| What you are asked to do |
Taking the records line by line, how many lines contain the word "hotels"? Answer with the number only.

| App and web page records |
--------

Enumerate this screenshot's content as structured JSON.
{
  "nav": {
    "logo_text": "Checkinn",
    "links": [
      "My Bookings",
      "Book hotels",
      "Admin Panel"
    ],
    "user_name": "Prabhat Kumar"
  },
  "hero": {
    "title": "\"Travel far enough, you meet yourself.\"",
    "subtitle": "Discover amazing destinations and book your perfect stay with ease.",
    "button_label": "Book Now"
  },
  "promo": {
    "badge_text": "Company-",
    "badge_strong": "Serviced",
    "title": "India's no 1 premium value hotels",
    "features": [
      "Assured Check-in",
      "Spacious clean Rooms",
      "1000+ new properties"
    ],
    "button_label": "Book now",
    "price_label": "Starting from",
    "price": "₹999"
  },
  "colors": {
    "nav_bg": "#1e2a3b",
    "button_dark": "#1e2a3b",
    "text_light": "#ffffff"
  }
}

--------

| Reply |
2